ASCLUG asks university president questions about staffing cuts, Title IX

Isabella Breda and Lindsey Potter

Listen to the audio from the meeting here.

Associated Students of California Lutheran University Government representatives asked Cal Lutheran President Lori Varlotta about diversity initiatives, commencement, social media posts regarding sexual assault on campus and furloughs during a Zoom meeting Monday, Feb. 22.

During the 40-minute Q & A session, sophomore Senator Zaria Opara asked Varlotta what the university was doing to “hopefully solve that and hopefully change the future” of how Title IX cases are handled on campus after Cal Lutheran alumni shared their negative experiences on social media.

“I’m going to talk in the hypothetical… We can’t set the story straight because [Family Educational Rights and Privacy Act] prohibits us from sharing confidential information,” Varlotta said during the meeting.

Earlier on Feb. 22, the class of 2021 received an email from the Office of the President that outlined the proposed format for graduation that is tentatively scheduled on May 8 for Traditional Undergraduate students and May 15 for Graduate and Professional students.

Varlotta said she credits the Academic Affairs staff and her assistant, Rian Curley, for identifying a venue for the ceremonies.

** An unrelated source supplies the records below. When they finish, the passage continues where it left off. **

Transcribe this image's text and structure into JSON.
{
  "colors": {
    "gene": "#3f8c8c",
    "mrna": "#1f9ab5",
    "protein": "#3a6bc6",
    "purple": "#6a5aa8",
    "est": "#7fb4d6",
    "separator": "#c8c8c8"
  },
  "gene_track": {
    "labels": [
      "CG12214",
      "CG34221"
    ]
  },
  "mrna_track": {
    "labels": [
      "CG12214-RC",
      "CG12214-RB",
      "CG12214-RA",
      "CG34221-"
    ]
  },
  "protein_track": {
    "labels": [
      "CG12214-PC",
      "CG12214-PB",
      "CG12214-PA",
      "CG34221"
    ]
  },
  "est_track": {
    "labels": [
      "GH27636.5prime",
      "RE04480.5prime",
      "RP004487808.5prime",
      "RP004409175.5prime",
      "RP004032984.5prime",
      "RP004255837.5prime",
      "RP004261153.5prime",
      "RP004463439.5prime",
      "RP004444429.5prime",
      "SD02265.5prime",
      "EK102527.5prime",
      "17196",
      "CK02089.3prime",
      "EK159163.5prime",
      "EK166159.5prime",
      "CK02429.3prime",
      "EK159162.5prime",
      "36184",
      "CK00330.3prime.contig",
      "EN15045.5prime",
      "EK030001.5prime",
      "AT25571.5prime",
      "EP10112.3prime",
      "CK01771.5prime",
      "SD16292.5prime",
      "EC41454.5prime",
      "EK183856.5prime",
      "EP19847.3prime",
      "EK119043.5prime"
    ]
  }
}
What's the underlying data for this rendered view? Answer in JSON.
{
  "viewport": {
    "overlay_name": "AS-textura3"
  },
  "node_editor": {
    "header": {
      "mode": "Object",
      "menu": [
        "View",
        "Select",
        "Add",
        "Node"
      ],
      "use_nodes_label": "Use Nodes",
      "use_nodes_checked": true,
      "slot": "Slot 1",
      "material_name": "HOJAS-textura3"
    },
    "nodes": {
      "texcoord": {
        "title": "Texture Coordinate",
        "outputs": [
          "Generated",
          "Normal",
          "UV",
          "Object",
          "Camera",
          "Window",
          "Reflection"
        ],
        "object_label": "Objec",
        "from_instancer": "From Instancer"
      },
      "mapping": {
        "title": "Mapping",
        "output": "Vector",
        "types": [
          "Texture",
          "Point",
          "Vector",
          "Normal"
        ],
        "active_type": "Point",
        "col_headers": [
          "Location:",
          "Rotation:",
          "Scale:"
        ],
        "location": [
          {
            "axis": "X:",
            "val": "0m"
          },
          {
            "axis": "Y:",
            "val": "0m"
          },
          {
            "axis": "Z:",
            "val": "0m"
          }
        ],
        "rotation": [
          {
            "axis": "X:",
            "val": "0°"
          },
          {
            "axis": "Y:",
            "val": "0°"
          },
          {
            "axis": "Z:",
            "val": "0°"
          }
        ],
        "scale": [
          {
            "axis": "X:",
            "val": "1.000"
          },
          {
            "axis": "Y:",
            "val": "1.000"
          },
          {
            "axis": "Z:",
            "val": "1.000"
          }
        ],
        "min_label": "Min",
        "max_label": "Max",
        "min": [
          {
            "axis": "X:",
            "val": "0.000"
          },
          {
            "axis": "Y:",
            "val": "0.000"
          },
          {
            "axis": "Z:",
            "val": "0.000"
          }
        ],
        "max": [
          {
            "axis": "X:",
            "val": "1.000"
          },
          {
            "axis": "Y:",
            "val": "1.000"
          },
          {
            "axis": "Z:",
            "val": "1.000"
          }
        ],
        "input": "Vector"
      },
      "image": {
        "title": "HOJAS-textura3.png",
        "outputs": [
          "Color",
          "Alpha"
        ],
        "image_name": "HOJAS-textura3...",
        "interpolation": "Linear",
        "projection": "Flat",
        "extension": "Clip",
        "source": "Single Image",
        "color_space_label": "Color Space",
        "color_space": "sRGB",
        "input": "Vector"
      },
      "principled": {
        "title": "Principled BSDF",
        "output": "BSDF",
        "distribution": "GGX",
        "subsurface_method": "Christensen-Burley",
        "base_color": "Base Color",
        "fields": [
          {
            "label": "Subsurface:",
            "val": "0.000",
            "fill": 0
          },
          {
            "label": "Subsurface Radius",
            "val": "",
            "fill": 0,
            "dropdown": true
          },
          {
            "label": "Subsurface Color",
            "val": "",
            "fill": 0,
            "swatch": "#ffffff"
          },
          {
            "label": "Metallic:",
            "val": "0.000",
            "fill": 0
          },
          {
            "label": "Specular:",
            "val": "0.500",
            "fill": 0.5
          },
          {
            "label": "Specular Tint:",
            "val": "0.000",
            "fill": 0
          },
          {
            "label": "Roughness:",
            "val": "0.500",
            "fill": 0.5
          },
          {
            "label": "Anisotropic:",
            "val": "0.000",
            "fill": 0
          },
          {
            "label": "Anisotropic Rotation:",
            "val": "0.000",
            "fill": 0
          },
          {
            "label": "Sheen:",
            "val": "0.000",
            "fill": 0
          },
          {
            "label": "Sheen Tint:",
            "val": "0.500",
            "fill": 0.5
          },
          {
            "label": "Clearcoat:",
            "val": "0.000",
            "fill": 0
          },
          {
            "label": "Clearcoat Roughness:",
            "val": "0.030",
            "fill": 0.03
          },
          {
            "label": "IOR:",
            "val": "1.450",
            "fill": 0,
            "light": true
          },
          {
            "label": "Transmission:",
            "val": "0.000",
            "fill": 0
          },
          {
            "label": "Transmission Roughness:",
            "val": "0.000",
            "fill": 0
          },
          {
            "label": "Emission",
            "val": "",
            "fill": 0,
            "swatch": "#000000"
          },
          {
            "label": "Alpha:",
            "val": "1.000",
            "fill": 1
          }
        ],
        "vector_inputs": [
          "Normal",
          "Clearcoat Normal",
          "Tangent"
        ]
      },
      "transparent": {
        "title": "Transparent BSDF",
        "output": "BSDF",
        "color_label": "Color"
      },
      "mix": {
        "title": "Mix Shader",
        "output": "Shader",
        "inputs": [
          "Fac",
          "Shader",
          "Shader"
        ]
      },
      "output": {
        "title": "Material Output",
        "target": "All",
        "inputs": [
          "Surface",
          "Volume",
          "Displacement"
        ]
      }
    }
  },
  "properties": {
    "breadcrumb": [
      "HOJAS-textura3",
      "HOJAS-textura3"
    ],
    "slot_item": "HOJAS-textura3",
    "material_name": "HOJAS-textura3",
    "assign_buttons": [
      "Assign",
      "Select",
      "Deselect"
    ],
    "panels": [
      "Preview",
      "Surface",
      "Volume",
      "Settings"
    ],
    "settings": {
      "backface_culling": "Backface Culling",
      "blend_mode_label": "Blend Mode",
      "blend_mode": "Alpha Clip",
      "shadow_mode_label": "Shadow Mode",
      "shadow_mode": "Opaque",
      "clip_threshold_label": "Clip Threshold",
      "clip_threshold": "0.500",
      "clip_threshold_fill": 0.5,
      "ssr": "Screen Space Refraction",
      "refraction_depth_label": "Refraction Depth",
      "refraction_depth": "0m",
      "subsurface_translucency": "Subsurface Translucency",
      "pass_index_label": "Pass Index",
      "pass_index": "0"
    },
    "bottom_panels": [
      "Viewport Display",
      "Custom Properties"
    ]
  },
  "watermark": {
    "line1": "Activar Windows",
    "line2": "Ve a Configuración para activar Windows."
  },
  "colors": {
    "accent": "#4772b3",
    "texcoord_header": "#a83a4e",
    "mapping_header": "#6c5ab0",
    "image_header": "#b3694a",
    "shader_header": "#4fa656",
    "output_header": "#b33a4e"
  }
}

Commencement is slated to be held at the Ventura County Fairgrounds and graduates will be able to “bring a carload of friends and families [and] depending on what tier we’re in you’ll be able to walk across the stage,” Varlotta said in the Zoom meeting.

Class of 2020 graduates will also be able to attend either ceremony. “We’re sending out a survey and if they want to come back–since they were cheated out of a face-to-face graduation last fall–we’re doing everything we can to accommodate them as well,” Varlotta said.

Senate Director Garrett Wyatt asked President Varlotta why the furloughs that were implemented in the fall semester hit those who work closely with students the hardest and didn’t affect those who receive the highest salaries, such as the cabinet.

“But those are the kinds of sacrifices that we [the cabinet] made–we took a retirement cut and we’re working six or seven days a week. Can I justify not cutting it further? I can. I can,” Varlotta said.

Varlotta said the furloughs of staff who work closest with students were a result of less than 400 students residing on campus.

“I’m sorry that it turned out that they were people that you knew,” Varlotta said.

Despite the staffing cuts, by the end of this semester the university could have a “Chief Diversity Officer” and a “Diversity Expert” to help implement a more inclusive curriculum, Varlotta announced during the meeting.

“We’re in the midst now of working with a consultant to bring in a Chief Diversity Officer… And we’ve also approved funding for a Diversity Expert in Curriculum,” Varlotta said. “So how do we make sure that our curriculum–both in the general education and in various majors–has the type of representation in terms of authors, in terms of first primary sources, in terms of experts, etc. So we’ve hired–we’re in the midst of hiring–two new diversity experts.”

Greg Pimentel, sophomore senator, asked President Varlotta about the potential repercussions of parties involving athletes, referencing the outbreak that resulted from a gathering during fall semester.

“We will hold those who are hosting parties accountable,” Varlotta said. “And those who attend parties will have some consequences, but probably not as much as those who host. So, and if you find out that people are hosting them, if you can let us know.”

This article was updated Feb. 26 at 4 p.m. to include an audio recording of the meeting.